Graduate School Opportunities
The Bachelor of Science in Engineering program prepares students for engineering practice as well as graduate studies. Many of our graduates continue their education on a part time basis while holding full time employment. Some of our graduating seniors enroll in full time graduate programs and have enjoyed success at universities such as George Washington and Notre Dame.
Cooperative education is a university and industry partnership program that provides a student with engineering work experience that complements and supplements engineering education at GVSU. Cooperative education is an integral component of the curriculum consisting of three semesters of work within an applied engineering environment. The program is designed to provide the student with depth of experience with one host/employee (optimally) for all three co-op semesters. The student will have the opportunity to apply the knowledge and skills learned in the academic environment and needed to be a successful practicing engineer, including technical hands-on engineering problem solving, professional self-management, interpersonal skills (verbal and written communication, working in teams, customer/client relations, etc.), and leadership.

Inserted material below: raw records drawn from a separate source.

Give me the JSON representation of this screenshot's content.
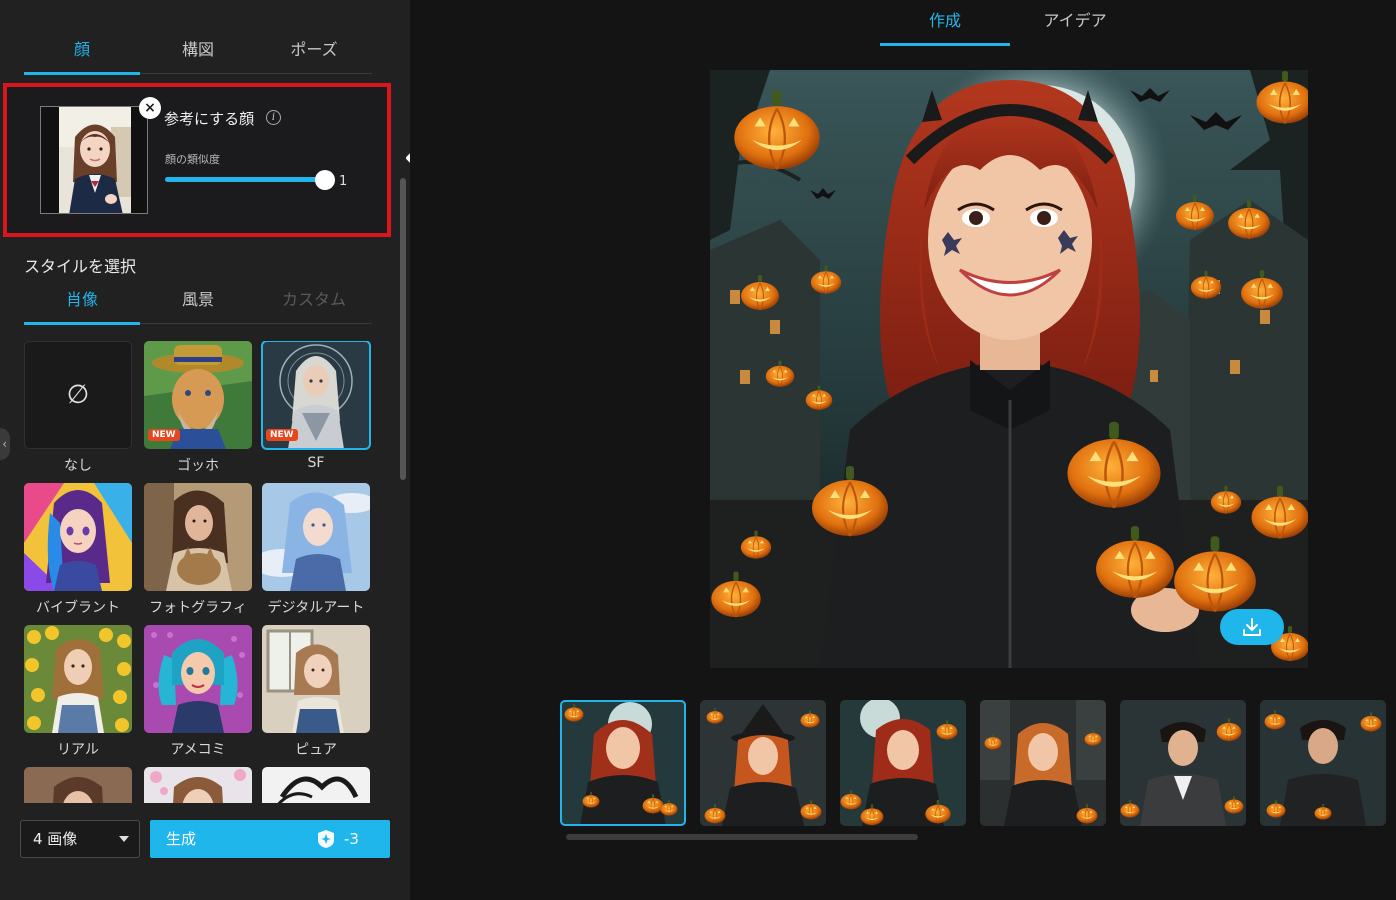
{
  "left": {
    "top_tabs": [
      {
        "label": "顔",
        "active": true
      },
      {
        "label": "構図",
        "active": false
      },
      {
        "label": "ポーズ",
        "active": false
      }
    ],
    "reference_face": {
      "title": "参考にする顔",
      "info_icon": "info-icon",
      "remove_icon": "close-icon",
      "remove_symbol": "×",
      "similarity_label": "顔の類似度",
      "similarity_value": "1",
      "similarity_fraction": 1.0
    },
    "style_section_title": "スタイルを選択",
    "style_tabs": [
      {
        "label": "肖像",
        "active": true,
        "disabled": false
      },
      {
        "label": "風景",
        "active": false,
        "disabled": false
      },
      {
        "label": "カスタム",
        "active": false,
        "disabled": true
      }
    ],
    "styles": [
      {
        "label": "なし",
        "symbol": "∅",
        "badge": "",
        "selected": false
      },
      {
        "label": "ゴッホ",
        "badge": "NEW",
        "selected": false
      },
      {
        "label": "SF",
        "badge": "NEW",
        "selected": true
      },
      {
        "label": "バイブラント",
        "badge": "",
        "selected": false
      },
      {
        "label": "フォトグラフィ",
        "badge": "",
        "selected": false
      },
      {
        "label": "デジタルアート",
        "badge": "",
        "selected": false
      },
      {
        "label": "リアル",
        "badge": "",
        "selected": false
      },
      {
        "label": "アメコミ",
        "badge": "",
        "selected": false
      },
      {
        "label": "ピュア",
        "badge": "",
        "selected": false
      }
    ],
    "collapse_icon": "chevron-left-icon",
    "collapse_symbol": "‹",
    "image_count": "4 画像",
    "generate_label": "生成",
    "generate_cost": "-3",
    "accent": "#22b5ea",
    "highlight_border": "#d8161c"
  },
  "right": {
    "main_tabs": [
      {
        "label": "作成",
        "active": true
      },
      {
        "label": "アイデア",
        "active": false
      }
    ],
    "download_icon": "download-icon",
    "results_count": 6,
    "selected_result": 0
  }
}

Students must enroll in EGR 289 during the fall semester prior to their first cooperative education experience in the following spring/summer semester. The Career Services office helps students find cooperative education positions in industry and academia. Grand Valley will make a strong effort to offer every student admitted to major standing a number of invitations for interviews for cooperative education positions with various potential employers. Students who are not acceptable for employment through the prescribed cooperative education interview process, do not obtain positive evaluations during their cooperative education experiences, or do not maintain satisfactory progress toward the B.S.E. degree cannot meet the graduation requirements of the program and must withdraw from the B.S.E. program. Such students do have numerous other options to complete a bachelor’s degree in one of Grand Valley’s other programs.
American Society of Mechanical Engineering (ASME)
Institute of Electrical and Electronics Engineers, Inc (IEEE)
National Society of Black Engineers (NSBE)
Society of Automotive Engineer (SAE) Mini Baja Team
Society Manufacturing Engineering (SME)
Society of Women in Engineering (SWE)
Grand Valley State University hosts the Michigan Lambda Chapter of Tau Beta Pi, the National Engineering Honors Society.
For more information, visit: www.gvsu.edu/engineering.
- Robert Bosch Fuel Systems Engineering Scholarship
- Scott M. Dykstra/Oliver Products Company Engineering Scholarship
- FIRST Robotics Engineering Scholarship
- General Dynamics Land Systems Engineering Scholarships
- Fred M. and Bernedine Keller Engineering Diversity Scholarship
- Kirkhof Engineering Scholarship
- Seymour and Esther Padnos Engineering Scholarship
- Lt. James W. Parmelee Memorial Scholarship
- Price-Heneveld Engineering Scholarship
- Progressive A & E Engineering Scholarship
- GVSU/Padnos/MSPE Engineering Scholarship
- GVSU/Padnos/SAE Engineering Scholarship
- The Joseph Spruit Engineering Scholarship
- Whitney Young Outreach Engineering Scholarship
The following programs are available:
Bachelor of Science in Engineering
Bachelor of Science in Computer Engineering
Bachelor of Science in Electrical Engineering
Bachelor of Science in Interdisciplinary Engineering
Bachelor of Science in Product Design and Manufacturing Engineering
Bachelor of Science in Mechanical Engineering
Master of Science in Engineering
Engineering Science Minor
Computer Engineering Minor
Biomedical Engineering Minor
Combined Bachelor of Science and Master of Science in Engineering
Graduate Certificate in Management